Yesterday was my last acting class for this semester. I’m not going to lie; I seriously considered not showing up. I had skipped last week’s class since I had just gotten in from out of town and didn’t feel like sitting for three hours getting lectured at. Besides, I didn’t know my monologue and scene as much as I wanted. I’d figured I’d have the entire week to perfect my scenes, but of course, that didn’t happen. I was terrified of performing, even in front of only 10 people. I knew that if I didn’t go, I would be a quitter and a coward, and I’m against living a cowardly life. I’ve run from things that were scary to me too many times in the past. I was determined to go through with this.
Still, I had been a little frustrated with the class. My teacher tended to lecture and take things way too seriously. I can understand if we were in a competitive acting program, like Juilliard, but we were in a community college acting class, which had a motley group of mothers and full-time employees and college students. Most of us would never even attempt professional acting, but were just in it for fun. Going to these classes were supposed to be enjoyable. Getting lectured at like I’m back in high school is not enjoyable.
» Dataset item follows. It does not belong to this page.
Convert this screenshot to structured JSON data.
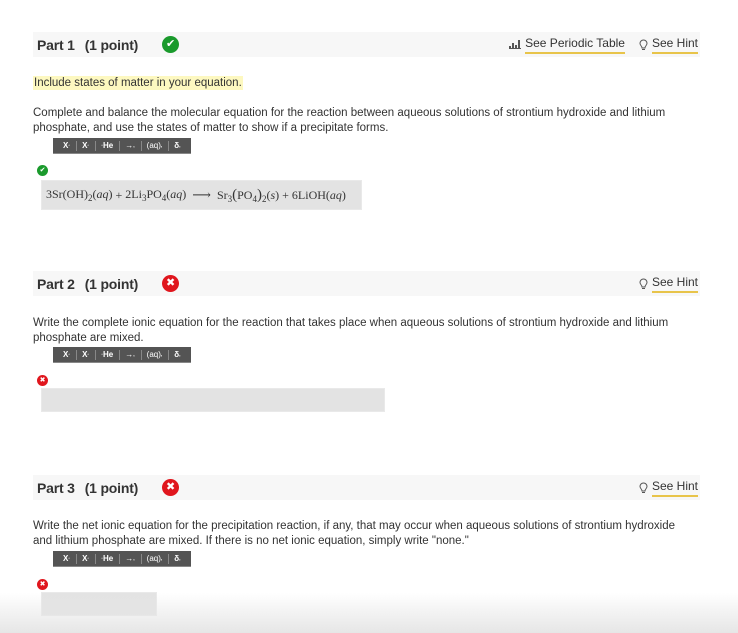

An hour before class, I was sitting in my car, reading over the scripts. I had the monologue memorized, even with my bad Southern accent, but didn’t have my other scene memorized fully. My scene partner showed up and we practiced. She told me that the class I had missed had not been good. My teacher had gotten upset at the scene performances and apparently told the class that some of them were not meant for acting. My partner said that one girl had gotten so upset that she didn’t want to come back, but my partner had convinced her to come back. This made me nervous but I told my partner that we should just have fun with it and not worry about it, since this class was supposed to be fun anyway.
We had to perform monologues first, and I made the choice to go last. I learned that my instructor is usually more critical of the people who go first, and they have to do their scenes over and over again. Everyone did a good job with their monologues. Mine was Maggie from Cat on a Hot Tin Roof. In the scene, she is talking to her husband Brick about how her in-laws and how much she dislikes her sister-in-law. I went up and started, “Big Daddy dotes on you honey…” and skipped over the next line in nervousness. I told my teacher I had to start again. She had given us permission to start over before we started, so she nodded approvingly. I stood with my face against the wall, thinking, “Get it together Jenny, get it together Jenny. You KNOW this.” I started over and this time went through my monologue without a hitch. I found myself getting lost in the character and it reminded me of the joy of acting and why I had started taking this class in the first place. No matter what my teacher was going to say about my performance, she couldn’t take that away from me.
Everyone clapped at the end, and my teacher said I had done a good job. I talked too fast (even though I had tried not to), but she was kinder about it this time. She also gave me advice about doing my scene in front of a mirror, to make it more obvious with certain movements.
During our break, a classmate came up to me and told me that he thought I had done a great job. He said that he knew I was looking into a mirror. At one point in my monologue, Maggie is discussing how her father-in-law looks lecherously at her boobs when she talks to him, so I adjusted my bra at this point and then sashayed into the chair (which was an unconscious movement). He really liked that choice.
Next, I had to perform a scene from Steel Magnolias. I played Shelby, and the scene was where she tells her mother she is pregnant. My partner forgot some of her lines but luckily I recognized the cues and was able to insert various parts of the scene into the cues. I don’t think anyone noticed that we had only performed half the scene. I didn’t care at this point – I was happy to just have the performance out of the way. My teacher again was complimentary, saying I brought a lot of youth and energy to the role. She said that I was talking too fast (again), but again was kind about it, saying that she understood how difficult it is to talk slower when you naturally have a fast internal rhythm, like I do.
At the end she gave us homemade cake and gave me a big hug, telling me to come back and to stick with acting (I swear she’s the nicest lady when you aren’t performing in front of her). She also told the whole class, “Wow, you guys came through! At the last minute!” which gave me a little idea of what I had missed.
I am very glad that I took this class. I learned a lot about myself. I learned that I need to slow down my speech in public performances. I learned that I need to be pushed out of my comfort zoned, and that I really enjoy performing despite my stage fright. I also learned that acting is a big commitment that shouldn’t be taken lightly. I probably won’t take another class until the next semester. I might audition for a play but I will have to be sure I can commit to it. I’ll still try and be an extra when I can (not on My Generation, that already got canceled, lol). I still want to act in the future. Who knows when this class will have come in handy?